[Element data from apps and pages]
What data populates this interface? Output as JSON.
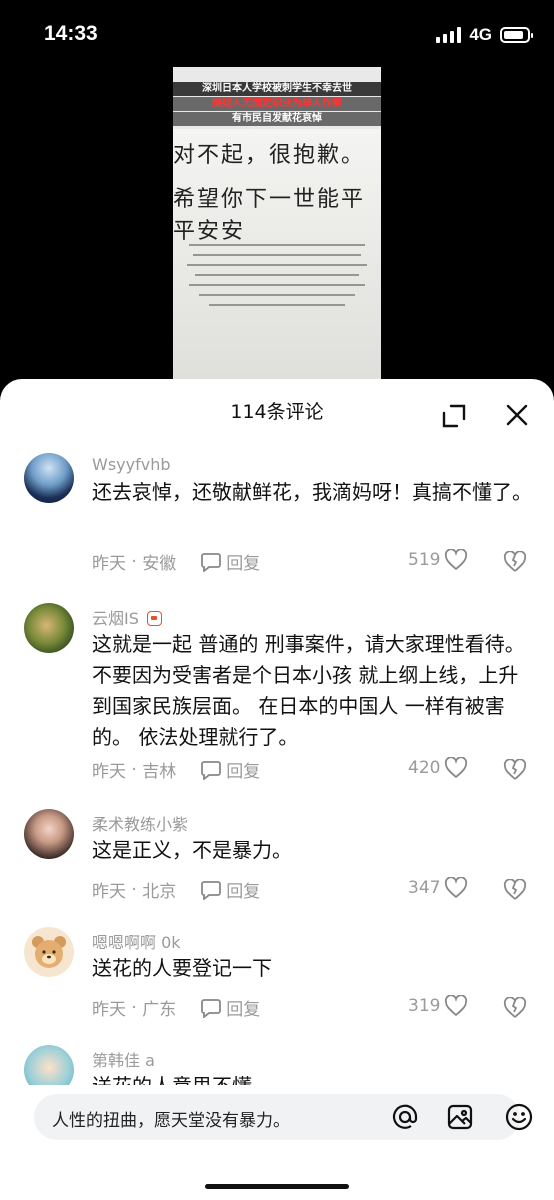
{
  "status_bar": {
    "time": "14:33",
    "network": "4G",
    "battery_level": 0.85
  },
  "video": {
    "caption_line1": "深圳日本人学校被刺学生不幸去世",
    "caption_line2": "嫌疑人无固定职业为单人作案",
    "caption_line3": "有市民自发献花哀悼",
    "handwriting_line1": "对不起，很抱歉。",
    "handwriting_line2": "希望你下一世能平平安安"
  },
  "sheet": {
    "title": "114条评论",
    "expand_icon": "expand-icon",
    "close_icon": "close-icon"
  },
  "comments": [
    {
      "username": "Wsyyfvhb",
      "text": "还去哀悼，还敬献鲜花，我滴妈呀！真搞不懂了。",
      "time": "昨天",
      "location": "安徽",
      "reply_label": "回复",
      "likes": "519"
    },
    {
      "username": "云烟IS",
      "text": "这就是一起 普通的 刑事案件，请大家理性看待。不要因为受害者是个日本小孩 就上纲上线，上升到国家民族层面。 在日本的中国人 一样有被害的。 依法处理就行了。",
      "time": "昨天",
      "location": "吉林",
      "reply_label": "回复",
      "likes": "420"
    },
    {
      "username": "柔术教练小紫",
      "text": "这是正义，不是暴力。",
      "time": "昨天",
      "location": "北京",
      "reply_label": "回复",
      "likes": "347"
    },
    {
      "username": "嗯嗯啊啊 0k",
      "text": "送花的人要登记一下",
      "time": "昨天",
      "location": "广东",
      "reply_label": "回复",
      "likes": "319"
    },
    {
      "username": "第韩佳 a",
      "text": "送花的人意思不懂",
      "time": "",
      "location": "",
      "reply_label": "",
      "likes": ""
    }
  ],
  "input": {
    "text": "人性的扭曲，愿天堂没有暴力。"
  }
}
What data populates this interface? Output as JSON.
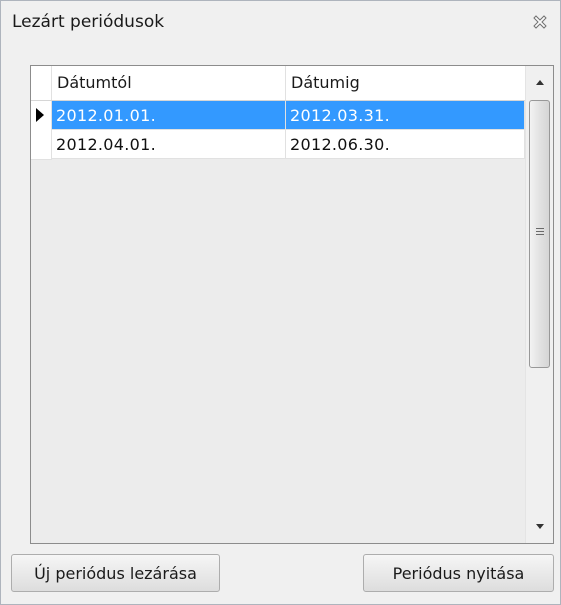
{
  "window": {
    "title": "Lezárt periódusok"
  },
  "grid": {
    "columns": [
      "Dátumtól",
      "Dátumig"
    ],
    "rows": [
      {
        "from": "2012.01.01.",
        "to": "2012.03.31.",
        "selected": true
      },
      {
        "from": "2012.04.01.",
        "to": "2012.06.30.",
        "selected": false
      }
    ]
  },
  "buttons": {
    "close_new": "Új periódus lezárása",
    "open": "Periódus nyitása"
  },
  "colors": {
    "selection": "#3399ff",
    "window_bg": "#f0f0f0"
  },
  "icons": {
    "close": "close-icon",
    "row_pointer": "row-pointer-arrow-icon",
    "scroll_up": "chevron-up-icon",
    "scroll_down": "chevron-down-icon",
    "grip": "scroll-grip-icon"
  }
}
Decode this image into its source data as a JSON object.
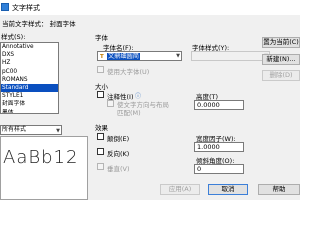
{
  "window": {
    "title": "文字样式"
  },
  "current_style_label": "当前文字样式：  封面字体",
  "styles": {
    "label": "样式(S):",
    "items": [
      "Annotative",
      "DXS",
      "HZ",
      "pC00",
      "ROMANS",
      "Standard",
      "STYLE1",
      "封面字体",
      "黑体"
    ],
    "selected_index": 5
  },
  "filter": {
    "value": "所有样式"
  },
  "preview": {
    "text": "AaBb12"
  },
  "font": {
    "group_label": "字体",
    "name_label": "字体名(F):",
    "name_value": "文鼎细圆简",
    "style_label": "字体样式(Y):",
    "style_value": "",
    "bigfont_label": "使用大字体(U)"
  },
  "size": {
    "group_label": "大小",
    "annotative_label": "注释性(I)",
    "match_orientation_label": "使文字方向与布局",
    "match_orientation_label2": "匹配(M)",
    "height_label": "高度(T)",
    "height_value": "0.0000"
  },
  "effects": {
    "group_label": "效果",
    "upside_down_label": "颠倒(E)",
    "backwards_label": "反向(K)",
    "vertical_label": "垂直(V)",
    "width_factor_label": "宽度因子(W):",
    "width_factor_value": "1.0000",
    "oblique_label": "倾斜角度(O):",
    "oblique_value": "0"
  },
  "buttons": {
    "set_current": "置为当前(C)",
    "new": "新建(N)...",
    "delete": "删除(D)",
    "apply": "应用(A)",
    "cancel": "取消",
    "help": "帮助"
  }
}
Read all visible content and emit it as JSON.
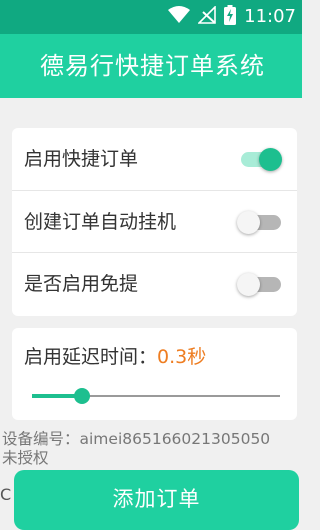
{
  "status_bar": {
    "time": "11:07",
    "icons": [
      "wifi-icon",
      "signal-blocked-icon",
      "battery-charging-icon"
    ]
  },
  "app_bar": {
    "title": "德易行快捷订单系统"
  },
  "settings": {
    "toggles": [
      {
        "label": "启用快捷订单",
        "on": true
      },
      {
        "label": "创建订单自动挂机",
        "on": false
      },
      {
        "label": "是否启用免提",
        "on": false
      }
    ]
  },
  "delay": {
    "label": "启用延迟时间：",
    "value": "0.3秒",
    "slider_fraction": 0.2
  },
  "device": {
    "id_line": "设备编号：aimei865166021305050",
    "license_status": "未授权"
  },
  "add_button": {
    "label": "添加订单"
  },
  "edge_text": "C",
  "colors": {
    "status_bar": "#10a981",
    "app_bar": "#1fd0a0",
    "accent": "#1dbf8f",
    "delay_value": "#ee7d21",
    "background": "#f0f0f0"
  }
}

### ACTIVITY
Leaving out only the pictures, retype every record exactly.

### TASK SOLUTION
What data populates this interface? Output as JSON.
{
  "status_bar": {
    "time": "14:33",
    "network": "4G",
    "battery_level": 0.85
  },
  "video": {
    "caption_line1": "深圳日本人学校被刺学生不幸去世",
    "caption_line2": "嫌疑人无固定职业为单人作案",
    "caption_line3": "有市民自发献花哀悼",
    "handwriting_line1": "对不起，很抱歉。",
    "handwriting_line2": "希望你下一世能平平安安"
  },
  "sheet": {
    "title": "114条评论",
    "expand_icon": "expand-icon",
    "close_icon": "close-icon"
  },
  "comments": [
    {
      "username": "Wsyyfvhb",
      "text": "还去哀悼，还敬献鲜花，我滴妈呀！真搞不懂了。",
      "time": "昨天",
      "location": "安徽",
      "reply_label": "回复",
      "likes": "519"
    },
    {
      "username": "云烟IS",
      "text": "这就是一起 普通的 刑事案件，请大家理性看待。不要因为受害者是个日本小孩 就上纲上线，上升到国家民族层面。 在日本的中国人 一样有被害的。 依法处理就行了。",
      "time": "昨天",
      "location": "吉林",
      "reply_label": "回复",
      "likes": "420"
    },
    {
      "username": "柔术教练小紫",
      "text": "这是正义，不是暴力。",
      "time": "昨天",
      "location": "北京",
      "reply_label": "回复",
      "likes": "347"
    },
    {
      "username": "嗯嗯啊啊 0k",
      "text": "送花的人要登记一下",
      "time": "昨天",
      "location": "广东",
      "reply_label": "回复",
      "likes": "319"
    },
    {
      "username": "第韩佳 a",
      "text": "送花的人意思不懂",
      "time": "",
      "location": "",
      "reply_label": "",
      "likes": ""
    }
  ],
  "input": {
    "text": "人性的扭曲，愿天堂没有暴力。"
  }
}
What data populates this interface? Output as JSON.
{
  "window": {
    "title": "Lezárt periódusok"
  },
  "grid": {
    "columns": [
      "Dátumtól",
      "Dátumig"
    ],
    "rows": [
      {
        "from": "2012.01.01.",
        "to": "2012.03.31.",
        "selected": true
      },
      {
        "from": "2012.04.01.",
        "to": "2012.06.30.",
        "selected": false
      }
    ]
  },
  "buttons": {
    "close_new": "Új periódus lezárása",
    "open": "Periódus nyitása"
  },
  "colors": {
    "selection": "#3399ff",
    "window_bg": "#f0f0f0"
  },
  "icons": {
    "close": "close-icon",
    "row_pointer": "row-pointer-arrow-icon",
    "scroll_up": "chevron-up-icon",
    "scroll_down": "chevron-down-icon",
    "grip": "scroll-grip-icon"
  }
}
Decode this image into its source data as a JSON object.
{
  "window": {
    "title": "文字样式"
  },
  "current_style_label": "当前文字样式：  封面字体",
  "styles": {
    "label": "样式(S):",
    "items": [
      "Annotative",
      "DXS",
      "HZ",
      "pC00",
      "ROMANS",
      "Standard",
      "STYLE1",
      "封面字体",
      "黑体"
    ],
    "selected_index": 5
  },
  "filter": {
    "value": "所有样式"
  },
  "preview": {
    "text": "AaBb12"
  },
  "font": {
    "group_label": "字体",
    "name_label": "字体名(F):",
    "name_value": "文鼎细圆简",
    "style_label": "字体样式(Y):",
    "style_value": "",
    "bigfont_label": "使用大字体(U)"
  },
  "size": {
    "group_label": "大小",
    "annotative_label": "注释性(I)",
    "match_orientation_label": "使文字方向与布局",
    "match_orientation_label2": "匹配(M)",
    "height_label": "高度(T)",
    "height_value": "0.0000"
  },
  "effects": {
    "group_label": "效果",
    "upside_down_label": "颠倒(E)",
    "backwards_label": "反向(K)",
    "vertical_label": "垂直(V)",
    "width_factor_label": "宽度因子(W):",
    "width_factor_value": "1.0000",
    "oblique_label": "倾斜角度(O):",
    "oblique_value": "0"
  },
  "buttons": {
    "set_current": "置为当前(C)",
    "new": "新建(N)...",
    "delete": "删除(D)",
    "apply": "应用(A)",
    "cancel": "取消",
    "help": "帮助"
  }
}
Read all visible content and emit it as JSON.
{
  "status_bar": {
    "time": "11:07",
    "icons": [
      "wifi-icon",
      "signal-blocked-icon",
      "battery-charging-icon"
    ]
  },
  "app_bar": {
    "title": "德易行快捷订单系统"
  },
  "settings": {
    "toggles": [
      {
        "label": "启用快捷订单",
        "on": true
      },
      {
        "label": "创建订单自动挂机",
        "on": false
      },
      {
        "label": "是否启用免提",
        "on": false
      }
    ]
  },
  "delay": {
    "label": "启用延迟时间：",
    "value": "0.3秒",
    "slider_fraction": 0.2
  },
  "device": {
    "id_line": "设备编号：aimei865166021305050",
    "license_status": "未授权"
  },
  "add_button": {
    "label": "添加订单"
  },
  "edge_text": "C",
  "colors": {
    "status_bar": "#10a981",
    "app_bar": "#1fd0a0",
    "accent": "#1dbf8f",
    "delay_value": "#ee7d21",
    "background": "#f0f0f0"
  }
}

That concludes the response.